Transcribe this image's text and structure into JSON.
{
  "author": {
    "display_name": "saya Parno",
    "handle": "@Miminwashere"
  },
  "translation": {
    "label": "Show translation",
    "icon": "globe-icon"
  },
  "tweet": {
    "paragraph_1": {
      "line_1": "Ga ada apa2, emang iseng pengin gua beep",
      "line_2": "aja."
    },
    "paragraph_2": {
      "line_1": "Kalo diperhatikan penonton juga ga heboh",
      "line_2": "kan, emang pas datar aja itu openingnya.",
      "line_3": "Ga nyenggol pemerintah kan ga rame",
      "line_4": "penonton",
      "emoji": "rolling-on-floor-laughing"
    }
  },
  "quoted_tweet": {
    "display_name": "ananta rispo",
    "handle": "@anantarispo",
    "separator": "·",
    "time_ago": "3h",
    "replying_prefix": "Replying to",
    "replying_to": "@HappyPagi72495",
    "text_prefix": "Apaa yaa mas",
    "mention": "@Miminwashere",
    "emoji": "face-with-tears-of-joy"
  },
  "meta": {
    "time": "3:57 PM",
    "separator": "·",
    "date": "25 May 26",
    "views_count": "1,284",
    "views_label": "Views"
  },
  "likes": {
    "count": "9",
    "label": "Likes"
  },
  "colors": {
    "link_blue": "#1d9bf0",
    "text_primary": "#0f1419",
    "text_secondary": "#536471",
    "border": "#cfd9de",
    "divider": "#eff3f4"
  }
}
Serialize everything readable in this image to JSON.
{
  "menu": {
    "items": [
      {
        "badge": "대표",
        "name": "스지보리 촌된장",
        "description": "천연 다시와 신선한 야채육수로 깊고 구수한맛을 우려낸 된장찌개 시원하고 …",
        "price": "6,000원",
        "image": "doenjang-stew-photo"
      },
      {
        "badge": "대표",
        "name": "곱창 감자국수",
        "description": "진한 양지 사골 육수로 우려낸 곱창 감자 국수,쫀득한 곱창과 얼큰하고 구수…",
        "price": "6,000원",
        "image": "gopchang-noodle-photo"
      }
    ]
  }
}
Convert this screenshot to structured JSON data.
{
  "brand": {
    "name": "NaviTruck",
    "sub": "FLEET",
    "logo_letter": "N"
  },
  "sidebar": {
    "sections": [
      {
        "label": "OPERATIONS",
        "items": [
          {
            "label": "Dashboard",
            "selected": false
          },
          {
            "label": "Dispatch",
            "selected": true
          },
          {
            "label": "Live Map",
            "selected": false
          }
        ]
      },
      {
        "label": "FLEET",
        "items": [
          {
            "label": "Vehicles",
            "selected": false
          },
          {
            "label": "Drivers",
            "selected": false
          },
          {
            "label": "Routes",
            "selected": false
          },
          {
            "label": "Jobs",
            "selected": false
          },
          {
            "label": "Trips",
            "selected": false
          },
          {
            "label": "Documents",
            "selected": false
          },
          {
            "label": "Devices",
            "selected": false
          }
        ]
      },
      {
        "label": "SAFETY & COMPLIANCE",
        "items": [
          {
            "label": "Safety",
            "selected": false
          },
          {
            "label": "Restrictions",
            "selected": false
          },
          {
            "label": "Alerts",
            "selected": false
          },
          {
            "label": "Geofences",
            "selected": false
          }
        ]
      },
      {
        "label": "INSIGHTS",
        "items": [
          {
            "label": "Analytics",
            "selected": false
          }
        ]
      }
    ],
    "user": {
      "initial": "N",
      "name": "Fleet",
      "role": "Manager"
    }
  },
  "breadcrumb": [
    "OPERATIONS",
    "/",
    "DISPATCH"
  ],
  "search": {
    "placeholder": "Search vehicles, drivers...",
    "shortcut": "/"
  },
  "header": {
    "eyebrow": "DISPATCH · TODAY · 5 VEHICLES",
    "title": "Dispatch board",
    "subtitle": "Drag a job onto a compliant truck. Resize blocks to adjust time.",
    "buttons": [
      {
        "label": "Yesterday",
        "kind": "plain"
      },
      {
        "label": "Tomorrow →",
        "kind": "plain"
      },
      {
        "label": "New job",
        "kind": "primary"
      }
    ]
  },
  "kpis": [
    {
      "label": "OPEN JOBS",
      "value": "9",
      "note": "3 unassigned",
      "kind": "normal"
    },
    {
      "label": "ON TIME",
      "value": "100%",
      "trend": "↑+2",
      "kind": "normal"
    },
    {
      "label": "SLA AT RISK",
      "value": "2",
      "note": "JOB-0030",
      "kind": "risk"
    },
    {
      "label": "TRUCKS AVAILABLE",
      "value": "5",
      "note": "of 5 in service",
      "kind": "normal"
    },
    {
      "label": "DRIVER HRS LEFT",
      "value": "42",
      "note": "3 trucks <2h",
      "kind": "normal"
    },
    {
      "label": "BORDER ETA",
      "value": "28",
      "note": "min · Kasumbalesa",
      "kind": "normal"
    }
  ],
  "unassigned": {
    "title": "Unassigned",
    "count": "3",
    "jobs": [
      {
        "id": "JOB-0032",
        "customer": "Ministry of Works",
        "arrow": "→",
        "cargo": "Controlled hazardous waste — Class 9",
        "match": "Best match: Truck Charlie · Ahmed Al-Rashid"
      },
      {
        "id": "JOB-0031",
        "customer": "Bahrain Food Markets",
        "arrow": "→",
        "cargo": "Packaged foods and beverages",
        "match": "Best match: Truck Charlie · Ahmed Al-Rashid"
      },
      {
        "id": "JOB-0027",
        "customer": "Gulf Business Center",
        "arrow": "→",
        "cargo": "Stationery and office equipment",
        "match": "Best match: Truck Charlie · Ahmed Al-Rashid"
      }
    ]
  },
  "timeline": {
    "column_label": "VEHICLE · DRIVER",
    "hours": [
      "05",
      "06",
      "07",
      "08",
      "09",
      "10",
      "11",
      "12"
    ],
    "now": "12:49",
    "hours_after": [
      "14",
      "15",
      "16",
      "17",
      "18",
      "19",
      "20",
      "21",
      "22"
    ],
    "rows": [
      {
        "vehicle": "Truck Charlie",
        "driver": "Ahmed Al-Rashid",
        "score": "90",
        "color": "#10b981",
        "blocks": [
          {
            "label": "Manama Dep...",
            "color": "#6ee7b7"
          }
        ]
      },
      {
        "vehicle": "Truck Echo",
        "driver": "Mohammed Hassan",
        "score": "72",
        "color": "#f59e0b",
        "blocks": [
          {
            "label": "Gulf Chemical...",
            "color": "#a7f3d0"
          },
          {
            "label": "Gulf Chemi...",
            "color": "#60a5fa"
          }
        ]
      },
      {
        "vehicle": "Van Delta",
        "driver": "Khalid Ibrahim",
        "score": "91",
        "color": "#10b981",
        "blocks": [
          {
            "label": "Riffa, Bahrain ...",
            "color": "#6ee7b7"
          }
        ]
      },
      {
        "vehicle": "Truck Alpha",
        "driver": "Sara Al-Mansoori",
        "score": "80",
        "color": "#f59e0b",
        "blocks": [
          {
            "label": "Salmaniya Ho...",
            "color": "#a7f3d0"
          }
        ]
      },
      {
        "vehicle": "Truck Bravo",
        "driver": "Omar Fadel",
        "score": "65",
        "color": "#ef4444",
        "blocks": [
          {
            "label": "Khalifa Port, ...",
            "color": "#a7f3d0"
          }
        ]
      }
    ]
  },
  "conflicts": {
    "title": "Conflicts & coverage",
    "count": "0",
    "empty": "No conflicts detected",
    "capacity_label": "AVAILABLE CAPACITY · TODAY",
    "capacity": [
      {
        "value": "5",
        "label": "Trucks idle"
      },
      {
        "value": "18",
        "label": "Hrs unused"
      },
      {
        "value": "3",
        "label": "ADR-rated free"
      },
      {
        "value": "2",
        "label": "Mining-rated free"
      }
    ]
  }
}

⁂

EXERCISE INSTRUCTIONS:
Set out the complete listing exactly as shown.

YOUR RESPONSE:
Transcribe this image's text and structure into JSON.
{
  "author": {
    "display_name": "saya Parno",
    "handle": "@Miminwashere"
  },
  "translation": {
    "label": "Show translation",
    "icon": "globe-icon"
  },
  "tweet": {
    "paragraph_1": {
      "line_1": "Ga ada apa2, emang iseng pengin gua beep",
      "line_2": "aja."
    },
    "paragraph_2": {
      "line_1": "Kalo diperhatikan penonton juga ga heboh",
      "line_2": "kan, emang pas datar aja itu openingnya.",
      "line_3": "Ga nyenggol pemerintah kan ga rame",
      "line_4": "penonton",
      "emoji": "rolling-on-floor-laughing"
    }
  },
  "quoted_tweet": {
    "display_name": "ananta rispo",
    "handle": "@anantarispo",
    "separator": "·",
    "time_ago": "3h",
    "replying_prefix": "Replying to",
    "replying_to": "@HappyPagi72495",
    "text_prefix": "Apaa yaa mas",
    "mention": "@Miminwashere",
    "emoji": "face-with-tears-of-joy"
  },
  "meta": {
    "time": "3:57 PM",
    "separator": "·",
    "date": "25 May 26",
    "views_count": "1,284",
    "views_label": "Views"
  },
  "likes": {
    "count": "9",
    "label": "Likes"
  },
  "colors": {
    "link_blue": "#1d9bf0",
    "text_primary": "#0f1419",
    "text_secondary": "#536471",
    "border": "#cfd9de",
    "divider": "#eff3f4"
  }
}
Serialize everything readable in this image to JSON.
{
  "menu": {
    "items": [
      {
        "badge": "대표",
        "name": "스지보리 촌된장",
        "description": "천연 다시와 신선한 야채육수로 깊고 구수한맛을 우려낸 된장찌개 시원하고 …",
        "price": "6,000원",
        "image": "doenjang-stew-photo"
      },
      {
        "badge": "대표",
        "name": "곱창 감자국수",
        "description": "진한 양지 사골 육수로 우려낸 곱창 감자 국수,쫀득한 곱창과 얼큰하고 구수…",
        "price": "6,000원",
        "image": "gopchang-noodle-photo"
      }
    ]
  }
}
Convert this screenshot to structured JSON data.
{
  "brand": {
    "name": "NaviTruck",
    "sub": "FLEET",
    "logo_letter": "N"
  },
  "sidebar": {
    "sections": [
      {
        "label": "OPERATIONS",
        "items": [
          {
            "label": "Dashboard",
            "selected": false
          },
          {
            "label": "Dispatch",
            "selected": true
          },
          {
            "label": "Live Map",
            "selected": false
          }
        ]
      },
      {
        "label": "FLEET",
        "items": [
          {
            "label": "Vehicles",
            "selected": false
          },
          {
            "label": "Drivers",
            "selected": false
          },
          {
            "label": "Routes",
            "selected": false
          },
          {
            "label": "Jobs",
            "selected": false
          },
          {
            "label": "Trips",
            "selected": false
          },
          {
            "label": "Documents",
            "selected": false
          },
          {
            "label": "Devices",
            "selected": false
          }
        ]
      },
      {
        "label": "SAFETY & COMPLIANCE",
        "items": [
          {
            "label": "Safety",
            "selected": false
          },
          {
            "label": "Restrictions",
            "selected": false
          },
          {
            "label": "Alerts",
            "selected": false
          },
          {
            "label": "Geofences",
            "selected": false
          }
        ]
      },
      {
        "label": "INSIGHTS",
        "items": [
          {
            "label": "Analytics",
            "selected": false
          }
        ]
      }
    ],
    "user": {
      "initial": "N",
      "name": "Fleet",
      "role": "Manager"
    }
  },
  "breadcrumb": [
    "OPERATIONS",
    "/",
    "DISPATCH"
  ],
  "search": {
    "placeholder": "Search vehicles, drivers...",
    "shortcut": "/"
  },
  "header": {
    "eyebrow": "DISPATCH · TODAY · 5 VEHICLES",
    "title": "Dispatch board",
    "subtitle": "Drag a job onto a compliant truck. Resize blocks to adjust time.",
    "buttons": [
      {
        "label": "Yesterday",
        "kind": "plain"
      },
      {
        "label": "Tomorrow →",
        "kind": "plain"
      },
      {
        "label": "New job",
        "kind": "primary"
      }
    ]
  },
  "kpis": [
    {
      "label": "OPEN JOBS",
      "value": "9",
      "note": "3 unassigned",
      "kind": "normal"
    },
    {
      "label": "ON TIME",
      "value": "100%",
      "trend": "↑+2",
      "kind": "normal"
    },
    {
      "label": "SLA AT RISK",
      "value": "2",
      "note": "JOB-0030",
      "kind": "risk"
    },
    {
      "label": "TRUCKS AVAILABLE",
      "value": "5",
      "note": "of 5 in service",
      "kind": "normal"
    },
    {
      "label": "DRIVER HRS LEFT",
      "value": "42",
      "note": "3 trucks <2h",
      "kind": "normal"
    },
    {
      "label": "BORDER ETA",
      "value": "28",
      "note": "min · Kasumbalesa",
      "kind": "normal"
    }
  ],
  "unassigned": {
    "title": "Unassigned",
    "count": "3",
    "jobs": [
      {
        "id": "JOB-0032",
        "customer": "Ministry of Works",
        "arrow": "→",
        "cargo": "Controlled hazardous waste — Class 9",
        "match": "Best match: Truck Charlie · Ahmed Al-Rashid"
      },
      {
        "id": "JOB-0031",
        "customer": "Bahrain Food Markets",
        "arrow": "→",
        "cargo": "Packaged foods and beverages",
        "match": "Best match: Truck Charlie · Ahmed Al-Rashid"
      },
      {
        "id": "JOB-0027",
        "customer": "Gulf Business Center",
        "arrow": "→",
        "cargo": "Stationery and office equipment",
        "match": "Best match: Truck Charlie · Ahmed Al-Rashid"
      }
    ]
  },
  "timeline": {
    "column_label": "VEHICLE · DRIVER",
    "hours": [
      "05",
      "06",
      "07",
      "08",
      "09",
      "10",
      "11",
      "12"
    ],
    "now": "12:49",
    "hours_after": [
      "14",
      "15",
      "16",
      "17",
      "18",
      "19",
      "20",
      "21",
      "22"
    ],
    "rows": [
      {
        "vehicle": "Truck Charlie",
        "driver": "Ahmed Al-Rashid",
        "score": "90",
        "color": "#10b981",
        "blocks": [
          {
            "label": "Manama Dep...",
            "color": "#6ee7b7"
          }
        ]
      },
      {
        "vehicle": "Truck Echo",
        "driver": "Mohammed Hassan",
        "score": "72",
        "color": "#f59e0b",
        "blocks": [
          {
            "label": "Gulf Chemical...",
            "color": "#a7f3d0"
          },
          {
            "label": "Gulf Chemi...",
            "color": "#60a5fa"
          }
        ]
      },
      {
        "vehicle": "Van Delta",
        "driver": "Khalid Ibrahim",
        "score": "91",
        "color": "#10b981",
        "blocks": [
          {
            "label": "Riffa, Bahrain ...",
            "color": "#6ee7b7"
          }
        ]
      },
      {
        "vehicle": "Truck Alpha",
        "driver": "Sara Al-Mansoori",
        "score": "80",
        "color": "#f59e0b",
        "blocks": [
          {
            "label": "Salmaniya Ho...",
            "color": "#a7f3d0"
          }
        ]
      },
      {
        "vehicle": "Truck Bravo",
        "driver": "Omar Fadel",
        "score": "65",
        "color": "#ef4444",
        "blocks": [
          {
            "label": "Khalifa Port, ...",
            "color": "#a7f3d0"
          }
        ]
      }
    ]
  },
  "conflicts": {
    "title": "Conflicts & coverage",
    "count": "0",
    "empty": "No conflicts detected",
    "capacity_label": "AVAILABLE CAPACITY · TODAY",
    "capacity": [
      {
        "value": "5",
        "label": "Trucks idle"
      },
      {
        "value": "18",
        "label": "Hrs unused"
      },
      {
        "value": "3",
        "label": "ADR-rated free"
      },
      {
        "value": "2",
        "label": "Mining-rated free"
      }
    ]
  }
}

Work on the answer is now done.